There are several systems out there that can offer basic ETRM functionality but there are a few factors to be considered. Do these systems integrate with your overall enterprise system? Can they be installed quickly and easily, without disruption to your day-to-day operations? Do they incorporate the core features you need to increase revenue, reduce cost, manage risk and comply with mandates?
A good Energy Trading and Risk Management System can generate returns unmatched by nearly any other technology investment for your business, but only if it includes the right ingredients. A good ETRM should enable you to:
- Enhance market intelligence
- Improve decision-making
- Uncover opportunities
- Identify best options
- Enhance your control
- Efficiently execute trades
- Effectively manage physical logistics
- Help enforce company policies
- And ensure trade compliance
If you have to bolt together various separate systems to achieve these combined capabilities, you are probably not looking at the right solution. The fact is, a robust ETRM capability can be achieved without massive customisation, if you have a vendor capable of offering a rich, field-tested solution out-of-the-box; one that provides a flexible, component-based architecture that allows you to scale your solution to fit your needs, now and as your situation evolves.
A shape-shifting software is also a solution for a fluid regulatory environment. There are software vendors with long tenures in the business of risk managing large energy purchases. In light of the new rules, you will want to choose a solution that allows you to upgrade and manage your regulatory compliance process quickly.

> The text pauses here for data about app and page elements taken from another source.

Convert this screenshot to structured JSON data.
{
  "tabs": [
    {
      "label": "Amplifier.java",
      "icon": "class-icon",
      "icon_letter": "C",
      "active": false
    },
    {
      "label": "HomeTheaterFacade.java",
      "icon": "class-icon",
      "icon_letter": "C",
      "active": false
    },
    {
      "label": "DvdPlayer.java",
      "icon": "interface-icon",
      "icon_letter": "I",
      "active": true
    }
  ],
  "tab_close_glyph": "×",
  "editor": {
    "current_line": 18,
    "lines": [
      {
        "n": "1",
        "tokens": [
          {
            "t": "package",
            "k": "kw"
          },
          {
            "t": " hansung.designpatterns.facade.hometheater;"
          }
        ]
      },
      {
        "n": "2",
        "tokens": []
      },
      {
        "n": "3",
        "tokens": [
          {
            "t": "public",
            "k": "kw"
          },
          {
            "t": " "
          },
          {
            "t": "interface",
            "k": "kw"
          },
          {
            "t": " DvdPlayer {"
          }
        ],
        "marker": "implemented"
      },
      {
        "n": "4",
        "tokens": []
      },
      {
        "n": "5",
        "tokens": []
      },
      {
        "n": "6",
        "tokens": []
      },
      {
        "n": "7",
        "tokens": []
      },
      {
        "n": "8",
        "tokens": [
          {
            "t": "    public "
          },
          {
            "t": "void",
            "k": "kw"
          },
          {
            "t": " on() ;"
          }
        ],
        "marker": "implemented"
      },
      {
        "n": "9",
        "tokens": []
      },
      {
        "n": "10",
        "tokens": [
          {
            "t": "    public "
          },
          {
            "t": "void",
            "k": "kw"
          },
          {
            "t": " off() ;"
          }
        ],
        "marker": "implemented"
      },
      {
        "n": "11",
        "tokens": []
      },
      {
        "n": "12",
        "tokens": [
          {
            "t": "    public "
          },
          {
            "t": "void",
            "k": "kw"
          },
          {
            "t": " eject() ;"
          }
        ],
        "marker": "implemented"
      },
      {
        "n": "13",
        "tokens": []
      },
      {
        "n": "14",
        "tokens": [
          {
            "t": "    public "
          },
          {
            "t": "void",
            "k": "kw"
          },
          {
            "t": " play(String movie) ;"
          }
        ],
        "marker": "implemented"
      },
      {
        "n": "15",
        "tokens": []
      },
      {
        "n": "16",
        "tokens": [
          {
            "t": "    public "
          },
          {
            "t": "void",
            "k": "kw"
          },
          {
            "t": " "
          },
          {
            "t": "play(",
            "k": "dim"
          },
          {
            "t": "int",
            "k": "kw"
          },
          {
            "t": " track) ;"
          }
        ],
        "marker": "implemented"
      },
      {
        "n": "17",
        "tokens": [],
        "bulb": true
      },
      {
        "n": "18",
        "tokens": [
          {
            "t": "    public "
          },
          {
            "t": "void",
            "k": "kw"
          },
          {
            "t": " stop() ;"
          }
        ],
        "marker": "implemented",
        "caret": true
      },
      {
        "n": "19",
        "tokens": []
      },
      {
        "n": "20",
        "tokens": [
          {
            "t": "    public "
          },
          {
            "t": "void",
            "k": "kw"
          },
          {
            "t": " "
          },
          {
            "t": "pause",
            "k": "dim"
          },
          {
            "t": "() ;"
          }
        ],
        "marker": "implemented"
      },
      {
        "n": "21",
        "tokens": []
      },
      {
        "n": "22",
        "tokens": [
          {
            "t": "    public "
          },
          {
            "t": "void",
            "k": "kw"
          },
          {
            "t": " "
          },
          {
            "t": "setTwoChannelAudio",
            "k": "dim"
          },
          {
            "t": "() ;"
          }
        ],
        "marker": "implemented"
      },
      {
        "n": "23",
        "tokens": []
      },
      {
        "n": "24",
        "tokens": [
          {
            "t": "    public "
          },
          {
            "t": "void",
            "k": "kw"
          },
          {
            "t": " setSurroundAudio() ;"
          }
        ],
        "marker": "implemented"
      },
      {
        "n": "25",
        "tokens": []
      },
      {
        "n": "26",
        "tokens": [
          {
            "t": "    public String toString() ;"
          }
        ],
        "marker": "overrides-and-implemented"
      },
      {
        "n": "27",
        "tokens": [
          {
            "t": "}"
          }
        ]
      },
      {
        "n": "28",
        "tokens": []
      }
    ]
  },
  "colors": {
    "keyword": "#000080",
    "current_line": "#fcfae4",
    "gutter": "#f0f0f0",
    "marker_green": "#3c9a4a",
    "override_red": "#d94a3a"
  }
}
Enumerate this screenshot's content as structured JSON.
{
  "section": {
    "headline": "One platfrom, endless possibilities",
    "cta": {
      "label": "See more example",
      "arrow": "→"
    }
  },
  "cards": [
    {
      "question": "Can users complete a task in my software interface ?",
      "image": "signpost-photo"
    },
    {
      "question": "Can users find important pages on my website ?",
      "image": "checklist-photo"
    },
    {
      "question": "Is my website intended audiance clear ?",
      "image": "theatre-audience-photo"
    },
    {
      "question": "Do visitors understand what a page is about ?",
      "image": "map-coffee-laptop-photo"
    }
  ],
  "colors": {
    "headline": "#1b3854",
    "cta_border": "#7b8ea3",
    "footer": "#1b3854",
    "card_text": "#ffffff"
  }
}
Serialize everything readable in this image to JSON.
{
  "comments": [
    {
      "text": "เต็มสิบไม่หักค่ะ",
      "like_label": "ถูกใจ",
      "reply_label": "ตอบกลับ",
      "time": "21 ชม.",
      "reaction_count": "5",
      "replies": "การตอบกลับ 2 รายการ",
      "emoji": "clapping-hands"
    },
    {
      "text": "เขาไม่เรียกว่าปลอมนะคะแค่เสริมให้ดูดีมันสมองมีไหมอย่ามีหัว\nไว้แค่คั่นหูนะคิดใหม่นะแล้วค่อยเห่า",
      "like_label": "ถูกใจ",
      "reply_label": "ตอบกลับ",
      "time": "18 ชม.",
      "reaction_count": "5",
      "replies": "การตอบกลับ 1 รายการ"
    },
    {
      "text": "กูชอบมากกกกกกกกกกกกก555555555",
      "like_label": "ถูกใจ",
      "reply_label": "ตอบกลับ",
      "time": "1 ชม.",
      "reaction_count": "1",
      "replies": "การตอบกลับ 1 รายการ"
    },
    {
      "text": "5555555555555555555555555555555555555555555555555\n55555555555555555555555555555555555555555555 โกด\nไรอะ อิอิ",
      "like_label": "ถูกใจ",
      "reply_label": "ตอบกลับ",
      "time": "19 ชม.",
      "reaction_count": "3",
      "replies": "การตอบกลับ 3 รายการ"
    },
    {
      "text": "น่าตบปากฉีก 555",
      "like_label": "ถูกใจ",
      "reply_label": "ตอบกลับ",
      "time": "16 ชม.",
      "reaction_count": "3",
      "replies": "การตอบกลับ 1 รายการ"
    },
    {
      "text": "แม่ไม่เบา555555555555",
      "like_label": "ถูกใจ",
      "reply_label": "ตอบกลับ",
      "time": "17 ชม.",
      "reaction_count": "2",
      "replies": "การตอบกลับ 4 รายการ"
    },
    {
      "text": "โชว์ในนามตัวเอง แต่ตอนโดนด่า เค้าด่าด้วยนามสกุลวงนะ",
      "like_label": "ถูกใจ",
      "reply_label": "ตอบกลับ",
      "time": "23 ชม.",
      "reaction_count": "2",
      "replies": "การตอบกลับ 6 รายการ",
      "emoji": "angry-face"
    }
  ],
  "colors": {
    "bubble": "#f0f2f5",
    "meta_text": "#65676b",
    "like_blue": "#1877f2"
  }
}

Same as with MiFID II, it is also essential to consider factors such as the ability to install software on a captive system and maintain it internally, or to buy a software-as-a-service (SaaS) contract and maintain it virtually in the cloud.
Direct connectivity to trade repositories should also be a key feature, including all necessary regulatory identifiers and formats. The system should be able to streamline your threshold monitoring and facilitate your risk mitigation obligations, including periodic portfolio reconciliations under the newly implemented rules.
REMIT, like any other regulatory regime, poses a formidable challenge. To meet this challenge, first and foremost one should understand what needs to be done to comply. The Implementing Acts have already come into force but there is still plenty of time to study the rules carefully and recognise the implications they have for your company so that an action plan can be laid out accordingly. Data will need to be reported timely and consistently but that does not imply the need for multiple audits and overspending on unnecessary additional resources.
A good starting point would be to make sure your staff is trained and therefore ready and to invest in an automated solution that helps you comply while at the same time eliminating the potential for human error and business risk exposure, creating the conditions for transparency and integrity.
|Rainer Landgraf is Product Manager, EMEA for Allegro Development Corporation. Allegro Development Corporation is a developer of software tools for energy trading and risk management.|